*What the task requires*: Give the count of lines that hold the word "shortcut" in this listing, with nothing added.

START Exercise data

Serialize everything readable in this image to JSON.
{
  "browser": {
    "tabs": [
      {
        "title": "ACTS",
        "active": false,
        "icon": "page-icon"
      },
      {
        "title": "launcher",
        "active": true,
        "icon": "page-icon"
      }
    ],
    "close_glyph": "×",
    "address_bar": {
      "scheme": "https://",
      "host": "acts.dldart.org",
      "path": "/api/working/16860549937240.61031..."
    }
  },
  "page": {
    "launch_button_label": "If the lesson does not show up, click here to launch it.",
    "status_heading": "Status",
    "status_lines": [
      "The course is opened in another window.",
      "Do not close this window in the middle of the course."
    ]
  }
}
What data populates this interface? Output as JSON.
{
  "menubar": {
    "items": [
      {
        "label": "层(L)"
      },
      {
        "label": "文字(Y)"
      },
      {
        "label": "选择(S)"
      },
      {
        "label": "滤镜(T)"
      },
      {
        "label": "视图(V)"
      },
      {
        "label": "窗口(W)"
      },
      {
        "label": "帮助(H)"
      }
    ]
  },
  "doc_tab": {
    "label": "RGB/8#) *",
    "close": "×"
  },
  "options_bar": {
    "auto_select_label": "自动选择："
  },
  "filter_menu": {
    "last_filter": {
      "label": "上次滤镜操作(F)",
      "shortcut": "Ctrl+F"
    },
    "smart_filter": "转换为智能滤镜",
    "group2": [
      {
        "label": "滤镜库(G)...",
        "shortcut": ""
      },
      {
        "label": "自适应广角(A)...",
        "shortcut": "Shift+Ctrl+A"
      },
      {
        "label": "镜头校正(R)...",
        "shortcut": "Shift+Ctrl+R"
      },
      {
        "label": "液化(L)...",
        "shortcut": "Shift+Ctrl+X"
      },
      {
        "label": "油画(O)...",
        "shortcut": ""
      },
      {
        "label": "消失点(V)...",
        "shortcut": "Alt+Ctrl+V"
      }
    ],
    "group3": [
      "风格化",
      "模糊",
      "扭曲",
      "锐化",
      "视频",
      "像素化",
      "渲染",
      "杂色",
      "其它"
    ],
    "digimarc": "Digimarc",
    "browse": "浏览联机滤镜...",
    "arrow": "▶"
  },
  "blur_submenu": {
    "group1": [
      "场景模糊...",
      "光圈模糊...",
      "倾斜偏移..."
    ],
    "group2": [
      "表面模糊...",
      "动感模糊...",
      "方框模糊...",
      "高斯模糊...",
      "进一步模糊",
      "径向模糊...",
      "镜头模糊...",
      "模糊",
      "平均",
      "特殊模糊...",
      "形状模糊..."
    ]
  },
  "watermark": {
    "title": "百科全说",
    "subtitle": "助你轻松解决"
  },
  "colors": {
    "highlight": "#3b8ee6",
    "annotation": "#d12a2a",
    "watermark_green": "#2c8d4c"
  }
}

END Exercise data

*Response to this task*: 7